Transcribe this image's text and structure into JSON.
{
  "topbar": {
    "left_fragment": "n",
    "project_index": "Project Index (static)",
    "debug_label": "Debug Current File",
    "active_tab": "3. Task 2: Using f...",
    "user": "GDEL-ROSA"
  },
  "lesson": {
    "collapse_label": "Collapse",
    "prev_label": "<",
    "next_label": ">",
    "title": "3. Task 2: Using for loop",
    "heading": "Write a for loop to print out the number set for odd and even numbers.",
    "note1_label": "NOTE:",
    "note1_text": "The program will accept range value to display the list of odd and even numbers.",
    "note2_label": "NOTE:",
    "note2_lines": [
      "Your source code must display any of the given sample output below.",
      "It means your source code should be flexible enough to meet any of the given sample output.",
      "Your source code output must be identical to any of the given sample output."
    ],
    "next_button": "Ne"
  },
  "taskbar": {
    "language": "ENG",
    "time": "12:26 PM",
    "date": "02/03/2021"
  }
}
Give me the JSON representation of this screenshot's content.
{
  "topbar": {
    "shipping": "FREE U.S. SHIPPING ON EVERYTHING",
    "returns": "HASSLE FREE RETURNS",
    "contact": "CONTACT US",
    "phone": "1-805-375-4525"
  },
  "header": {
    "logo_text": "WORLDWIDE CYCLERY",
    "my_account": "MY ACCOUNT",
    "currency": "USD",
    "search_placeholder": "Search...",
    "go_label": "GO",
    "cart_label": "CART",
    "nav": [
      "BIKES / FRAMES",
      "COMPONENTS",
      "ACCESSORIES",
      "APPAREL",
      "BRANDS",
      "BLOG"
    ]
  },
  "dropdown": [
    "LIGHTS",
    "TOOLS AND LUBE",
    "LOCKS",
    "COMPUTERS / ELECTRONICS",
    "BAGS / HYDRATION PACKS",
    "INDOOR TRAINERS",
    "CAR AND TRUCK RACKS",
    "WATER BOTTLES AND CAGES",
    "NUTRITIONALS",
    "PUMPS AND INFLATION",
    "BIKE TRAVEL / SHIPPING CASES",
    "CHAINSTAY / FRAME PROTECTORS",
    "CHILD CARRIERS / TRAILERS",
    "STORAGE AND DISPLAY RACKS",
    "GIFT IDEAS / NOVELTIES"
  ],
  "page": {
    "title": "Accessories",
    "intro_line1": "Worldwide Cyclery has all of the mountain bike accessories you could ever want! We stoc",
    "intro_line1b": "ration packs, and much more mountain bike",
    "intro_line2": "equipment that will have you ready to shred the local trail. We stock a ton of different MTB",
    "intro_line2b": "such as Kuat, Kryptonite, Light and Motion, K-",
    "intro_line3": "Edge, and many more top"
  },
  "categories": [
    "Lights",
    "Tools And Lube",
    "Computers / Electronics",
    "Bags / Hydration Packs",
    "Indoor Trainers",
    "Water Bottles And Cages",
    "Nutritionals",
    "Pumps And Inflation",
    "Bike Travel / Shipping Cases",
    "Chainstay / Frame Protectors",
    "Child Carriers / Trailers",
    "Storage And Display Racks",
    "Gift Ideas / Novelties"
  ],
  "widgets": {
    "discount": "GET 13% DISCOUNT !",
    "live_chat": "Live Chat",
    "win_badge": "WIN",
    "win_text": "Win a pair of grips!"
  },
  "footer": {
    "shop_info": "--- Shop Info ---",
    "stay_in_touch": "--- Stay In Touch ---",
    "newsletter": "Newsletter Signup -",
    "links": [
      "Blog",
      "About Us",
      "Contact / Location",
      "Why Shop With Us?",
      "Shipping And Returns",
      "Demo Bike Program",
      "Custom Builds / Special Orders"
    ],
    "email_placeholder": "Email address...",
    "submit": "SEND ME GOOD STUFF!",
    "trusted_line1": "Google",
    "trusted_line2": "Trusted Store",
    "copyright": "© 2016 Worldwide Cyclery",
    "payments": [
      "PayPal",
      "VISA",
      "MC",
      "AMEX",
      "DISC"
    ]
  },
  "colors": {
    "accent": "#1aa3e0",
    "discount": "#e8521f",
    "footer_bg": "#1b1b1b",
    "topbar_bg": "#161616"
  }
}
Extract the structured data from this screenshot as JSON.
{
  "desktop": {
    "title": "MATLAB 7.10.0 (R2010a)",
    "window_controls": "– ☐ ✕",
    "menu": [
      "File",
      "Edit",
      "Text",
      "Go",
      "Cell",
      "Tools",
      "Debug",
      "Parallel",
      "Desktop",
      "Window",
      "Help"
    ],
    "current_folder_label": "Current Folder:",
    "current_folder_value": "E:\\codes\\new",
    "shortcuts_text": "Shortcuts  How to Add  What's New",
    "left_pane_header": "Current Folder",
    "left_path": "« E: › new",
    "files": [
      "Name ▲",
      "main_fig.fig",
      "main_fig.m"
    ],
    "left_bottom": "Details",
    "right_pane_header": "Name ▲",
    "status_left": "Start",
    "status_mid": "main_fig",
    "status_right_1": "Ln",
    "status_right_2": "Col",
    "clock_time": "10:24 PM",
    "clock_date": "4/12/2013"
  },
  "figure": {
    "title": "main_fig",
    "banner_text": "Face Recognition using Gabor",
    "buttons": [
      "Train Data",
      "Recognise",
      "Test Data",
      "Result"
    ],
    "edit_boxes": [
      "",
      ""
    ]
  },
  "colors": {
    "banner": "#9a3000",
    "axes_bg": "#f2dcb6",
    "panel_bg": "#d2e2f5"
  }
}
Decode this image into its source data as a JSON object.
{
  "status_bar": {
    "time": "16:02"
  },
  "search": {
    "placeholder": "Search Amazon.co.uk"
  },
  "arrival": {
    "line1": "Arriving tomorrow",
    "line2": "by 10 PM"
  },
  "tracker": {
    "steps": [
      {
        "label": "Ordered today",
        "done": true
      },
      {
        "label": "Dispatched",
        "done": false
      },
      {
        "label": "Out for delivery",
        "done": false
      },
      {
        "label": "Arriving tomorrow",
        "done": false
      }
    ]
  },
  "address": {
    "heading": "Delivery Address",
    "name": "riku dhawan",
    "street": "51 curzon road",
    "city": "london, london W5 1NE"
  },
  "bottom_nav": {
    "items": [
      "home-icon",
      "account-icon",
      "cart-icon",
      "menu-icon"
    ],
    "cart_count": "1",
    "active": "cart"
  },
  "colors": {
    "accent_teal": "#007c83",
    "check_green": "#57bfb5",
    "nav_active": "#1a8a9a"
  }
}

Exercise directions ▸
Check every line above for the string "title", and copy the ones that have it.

Solution for this exercise ▸
    "title": "3. Task 2: Using for loop",
    "title": "Accessories",
    "title": "MATLAB 7.10.0 (R2010a)",
    "title": "main_fig",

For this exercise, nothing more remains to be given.